What to produce:
Your answer should be the lines of the data below that contain "name".

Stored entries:
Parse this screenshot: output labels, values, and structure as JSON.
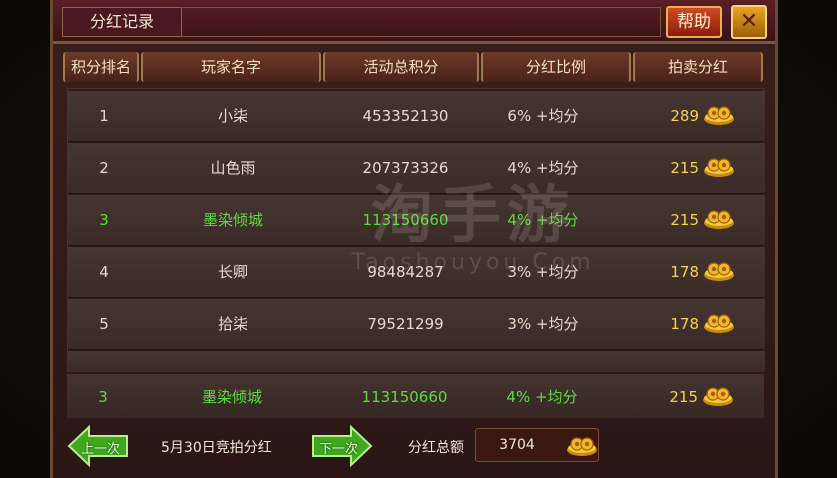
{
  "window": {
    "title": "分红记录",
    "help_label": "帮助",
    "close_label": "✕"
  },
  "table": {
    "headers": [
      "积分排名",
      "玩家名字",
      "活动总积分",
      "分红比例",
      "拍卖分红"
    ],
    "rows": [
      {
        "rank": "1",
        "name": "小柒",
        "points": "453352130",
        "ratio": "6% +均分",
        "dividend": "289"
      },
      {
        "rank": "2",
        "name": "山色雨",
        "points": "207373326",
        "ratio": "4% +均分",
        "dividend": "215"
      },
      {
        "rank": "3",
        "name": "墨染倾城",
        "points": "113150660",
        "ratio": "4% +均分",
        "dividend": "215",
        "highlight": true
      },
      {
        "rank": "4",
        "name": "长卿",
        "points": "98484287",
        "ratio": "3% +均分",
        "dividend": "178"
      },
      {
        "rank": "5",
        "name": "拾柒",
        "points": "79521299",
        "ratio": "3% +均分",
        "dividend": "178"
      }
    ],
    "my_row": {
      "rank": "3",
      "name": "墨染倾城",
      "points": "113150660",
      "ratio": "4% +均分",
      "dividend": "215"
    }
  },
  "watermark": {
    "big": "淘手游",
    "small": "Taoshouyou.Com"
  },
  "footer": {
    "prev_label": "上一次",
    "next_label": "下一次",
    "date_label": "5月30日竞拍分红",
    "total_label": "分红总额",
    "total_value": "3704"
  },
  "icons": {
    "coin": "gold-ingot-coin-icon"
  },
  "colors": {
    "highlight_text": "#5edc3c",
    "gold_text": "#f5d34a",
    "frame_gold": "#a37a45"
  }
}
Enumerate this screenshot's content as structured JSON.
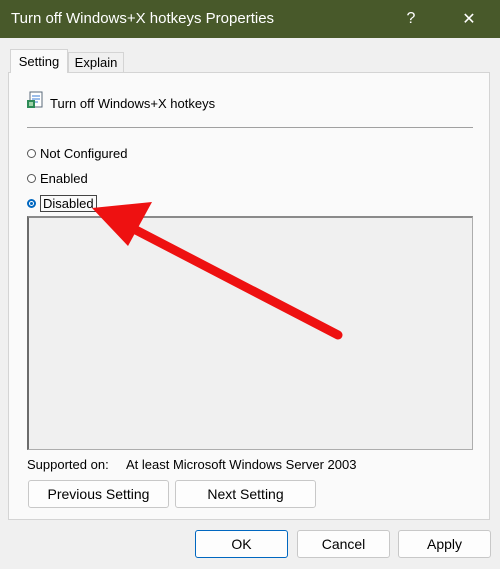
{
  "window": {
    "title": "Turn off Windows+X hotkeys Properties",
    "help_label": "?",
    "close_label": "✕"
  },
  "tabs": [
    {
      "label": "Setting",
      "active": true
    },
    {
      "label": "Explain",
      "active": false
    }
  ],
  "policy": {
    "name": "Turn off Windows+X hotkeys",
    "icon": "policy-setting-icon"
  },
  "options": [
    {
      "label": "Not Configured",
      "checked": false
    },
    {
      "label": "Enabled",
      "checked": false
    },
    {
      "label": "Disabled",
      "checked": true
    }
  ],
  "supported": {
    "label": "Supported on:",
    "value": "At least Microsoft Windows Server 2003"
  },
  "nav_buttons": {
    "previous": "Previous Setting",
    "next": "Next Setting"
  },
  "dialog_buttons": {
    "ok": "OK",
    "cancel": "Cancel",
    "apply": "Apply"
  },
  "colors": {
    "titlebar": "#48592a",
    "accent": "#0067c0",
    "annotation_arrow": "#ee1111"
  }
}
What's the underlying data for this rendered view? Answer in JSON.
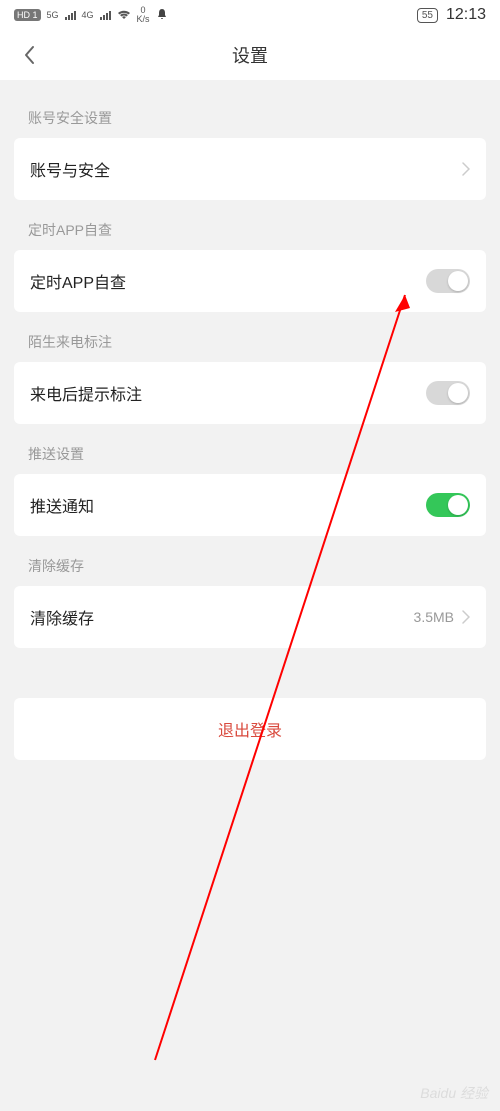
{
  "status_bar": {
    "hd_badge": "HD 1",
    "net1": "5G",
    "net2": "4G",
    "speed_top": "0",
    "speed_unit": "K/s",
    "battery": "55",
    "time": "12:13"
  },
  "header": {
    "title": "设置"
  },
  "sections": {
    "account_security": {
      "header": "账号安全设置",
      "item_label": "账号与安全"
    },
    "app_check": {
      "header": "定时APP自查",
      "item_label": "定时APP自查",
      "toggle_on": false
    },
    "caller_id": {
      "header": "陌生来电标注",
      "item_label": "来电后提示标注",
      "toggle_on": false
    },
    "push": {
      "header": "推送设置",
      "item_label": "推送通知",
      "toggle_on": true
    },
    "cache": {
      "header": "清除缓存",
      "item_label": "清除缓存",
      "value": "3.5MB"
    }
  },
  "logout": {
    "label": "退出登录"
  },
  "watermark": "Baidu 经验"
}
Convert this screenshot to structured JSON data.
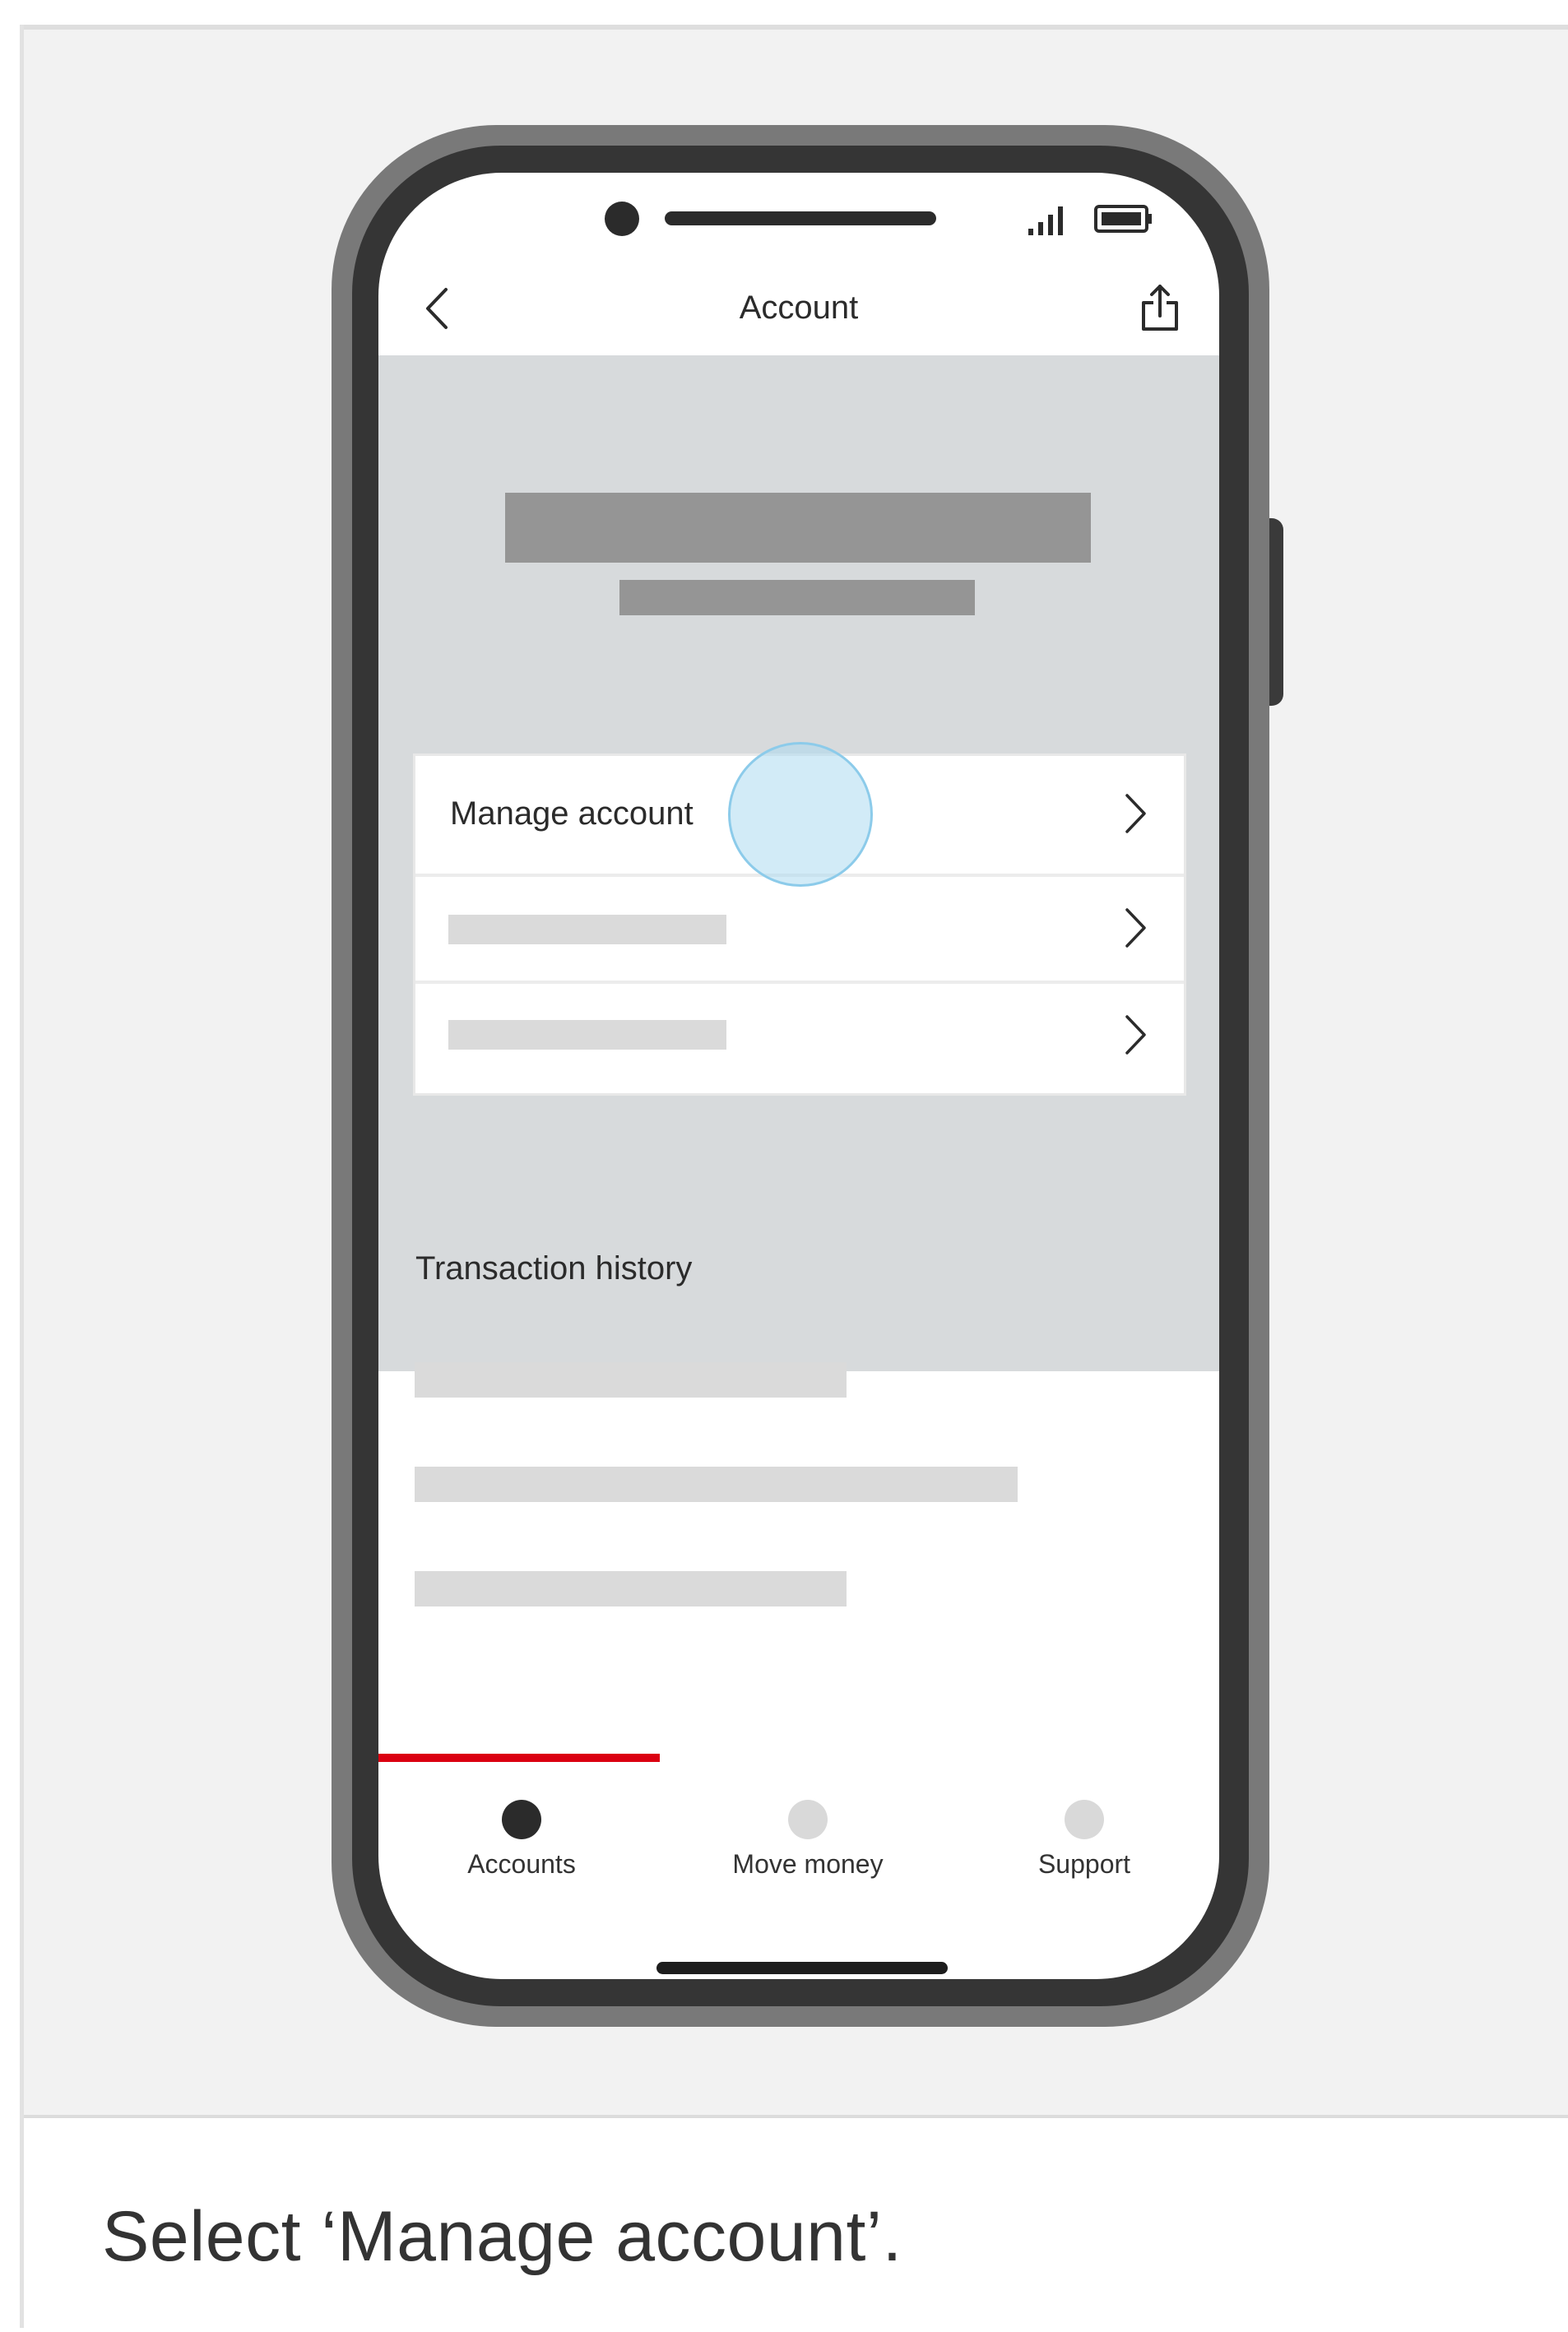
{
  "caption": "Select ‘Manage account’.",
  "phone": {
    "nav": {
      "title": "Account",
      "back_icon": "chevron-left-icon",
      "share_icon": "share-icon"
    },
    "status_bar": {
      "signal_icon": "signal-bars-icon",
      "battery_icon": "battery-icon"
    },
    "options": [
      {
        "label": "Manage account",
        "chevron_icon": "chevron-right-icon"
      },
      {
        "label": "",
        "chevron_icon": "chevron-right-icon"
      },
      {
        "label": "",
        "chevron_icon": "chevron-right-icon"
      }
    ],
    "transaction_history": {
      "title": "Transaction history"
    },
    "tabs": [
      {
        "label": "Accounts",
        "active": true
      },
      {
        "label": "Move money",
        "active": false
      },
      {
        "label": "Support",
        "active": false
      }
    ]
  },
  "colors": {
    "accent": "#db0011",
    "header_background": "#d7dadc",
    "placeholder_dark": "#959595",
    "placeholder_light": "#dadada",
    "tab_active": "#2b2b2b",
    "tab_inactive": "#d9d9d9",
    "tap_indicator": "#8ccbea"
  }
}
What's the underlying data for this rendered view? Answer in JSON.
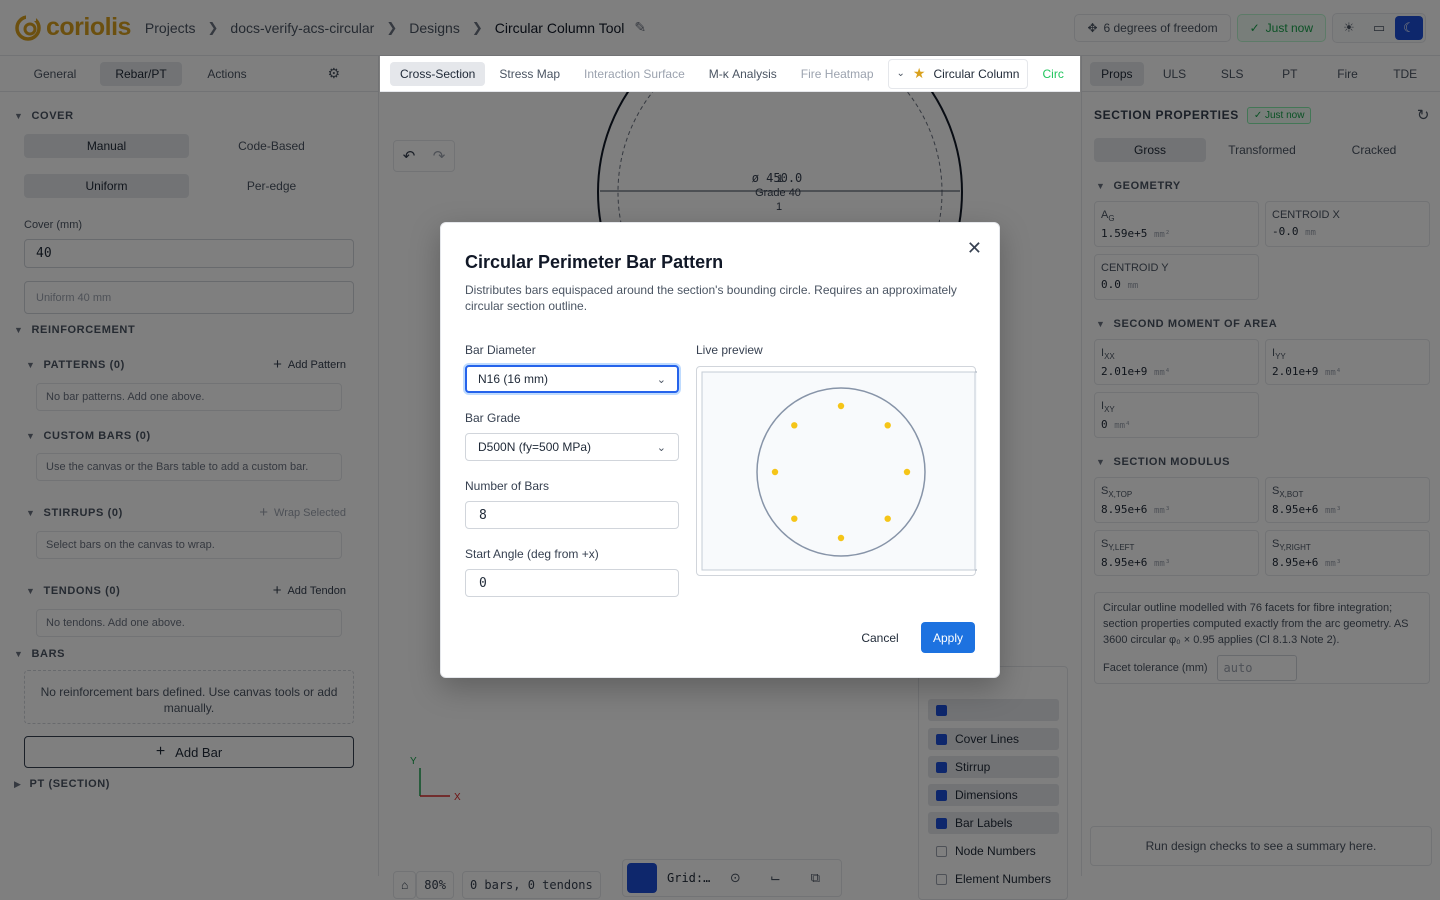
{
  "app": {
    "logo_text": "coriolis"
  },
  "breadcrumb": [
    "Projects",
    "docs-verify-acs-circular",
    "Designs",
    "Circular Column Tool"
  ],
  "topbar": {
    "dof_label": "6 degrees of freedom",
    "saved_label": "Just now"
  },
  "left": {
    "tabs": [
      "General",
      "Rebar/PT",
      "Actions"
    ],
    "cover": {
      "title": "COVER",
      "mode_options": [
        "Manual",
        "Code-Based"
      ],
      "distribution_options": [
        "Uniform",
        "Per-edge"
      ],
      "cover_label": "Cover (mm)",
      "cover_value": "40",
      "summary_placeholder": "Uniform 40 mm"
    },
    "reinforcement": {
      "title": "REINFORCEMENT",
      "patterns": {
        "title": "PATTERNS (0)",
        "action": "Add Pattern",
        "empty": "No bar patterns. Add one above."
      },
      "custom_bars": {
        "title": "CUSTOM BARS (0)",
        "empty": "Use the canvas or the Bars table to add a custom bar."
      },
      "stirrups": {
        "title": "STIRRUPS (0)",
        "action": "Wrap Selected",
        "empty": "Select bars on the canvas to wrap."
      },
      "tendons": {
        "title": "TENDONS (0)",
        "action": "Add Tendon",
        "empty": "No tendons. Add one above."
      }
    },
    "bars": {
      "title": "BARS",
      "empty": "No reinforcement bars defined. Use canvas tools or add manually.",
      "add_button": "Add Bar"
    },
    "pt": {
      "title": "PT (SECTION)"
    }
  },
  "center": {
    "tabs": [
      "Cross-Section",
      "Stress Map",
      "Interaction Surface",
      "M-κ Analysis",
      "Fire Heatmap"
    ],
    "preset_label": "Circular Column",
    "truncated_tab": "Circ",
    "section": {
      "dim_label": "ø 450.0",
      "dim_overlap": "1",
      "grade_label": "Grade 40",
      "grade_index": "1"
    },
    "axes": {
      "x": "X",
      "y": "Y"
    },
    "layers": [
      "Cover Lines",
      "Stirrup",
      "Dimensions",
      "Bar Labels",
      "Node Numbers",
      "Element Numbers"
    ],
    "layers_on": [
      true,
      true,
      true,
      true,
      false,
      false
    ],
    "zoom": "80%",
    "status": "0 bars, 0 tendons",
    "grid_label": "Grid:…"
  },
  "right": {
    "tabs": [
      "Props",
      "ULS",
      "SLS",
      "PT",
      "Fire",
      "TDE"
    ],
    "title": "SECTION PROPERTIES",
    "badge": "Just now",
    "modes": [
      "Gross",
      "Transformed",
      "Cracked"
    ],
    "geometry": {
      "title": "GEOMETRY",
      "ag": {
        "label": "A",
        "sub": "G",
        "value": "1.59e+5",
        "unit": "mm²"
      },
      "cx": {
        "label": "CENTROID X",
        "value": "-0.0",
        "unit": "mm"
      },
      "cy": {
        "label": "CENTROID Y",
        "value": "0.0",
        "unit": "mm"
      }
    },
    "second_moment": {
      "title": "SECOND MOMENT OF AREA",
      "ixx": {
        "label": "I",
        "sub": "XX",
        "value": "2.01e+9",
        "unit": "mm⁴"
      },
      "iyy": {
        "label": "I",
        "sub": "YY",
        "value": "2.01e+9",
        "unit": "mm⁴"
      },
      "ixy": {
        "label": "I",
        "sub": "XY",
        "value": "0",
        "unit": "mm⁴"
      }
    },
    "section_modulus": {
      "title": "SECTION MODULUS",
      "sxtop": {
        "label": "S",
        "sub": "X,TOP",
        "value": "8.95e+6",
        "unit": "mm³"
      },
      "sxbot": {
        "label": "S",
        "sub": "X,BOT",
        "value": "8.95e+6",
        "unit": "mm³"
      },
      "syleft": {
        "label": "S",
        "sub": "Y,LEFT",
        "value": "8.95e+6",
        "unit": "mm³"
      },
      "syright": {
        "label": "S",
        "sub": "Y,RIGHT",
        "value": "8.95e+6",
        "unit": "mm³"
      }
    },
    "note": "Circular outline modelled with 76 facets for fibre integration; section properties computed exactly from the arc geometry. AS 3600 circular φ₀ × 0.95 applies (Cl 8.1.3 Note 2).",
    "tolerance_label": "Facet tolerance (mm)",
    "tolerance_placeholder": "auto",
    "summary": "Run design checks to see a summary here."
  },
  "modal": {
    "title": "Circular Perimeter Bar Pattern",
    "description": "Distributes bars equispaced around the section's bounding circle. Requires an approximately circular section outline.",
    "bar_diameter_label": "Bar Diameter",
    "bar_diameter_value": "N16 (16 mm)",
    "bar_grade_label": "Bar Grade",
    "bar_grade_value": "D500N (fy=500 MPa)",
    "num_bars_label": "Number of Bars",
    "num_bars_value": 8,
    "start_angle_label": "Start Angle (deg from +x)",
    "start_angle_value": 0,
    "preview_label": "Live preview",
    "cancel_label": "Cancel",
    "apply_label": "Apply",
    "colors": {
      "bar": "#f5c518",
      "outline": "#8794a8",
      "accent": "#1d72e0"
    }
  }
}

Answer for the task:
        "name": "小柒",
        "name": "山色雨",
        "name": "墨染倾城",
        "name": "长卿",
        "name": "拾柒",
      "name": "墨染倾城",
    "name": "Turn off Windows+X hotkeys",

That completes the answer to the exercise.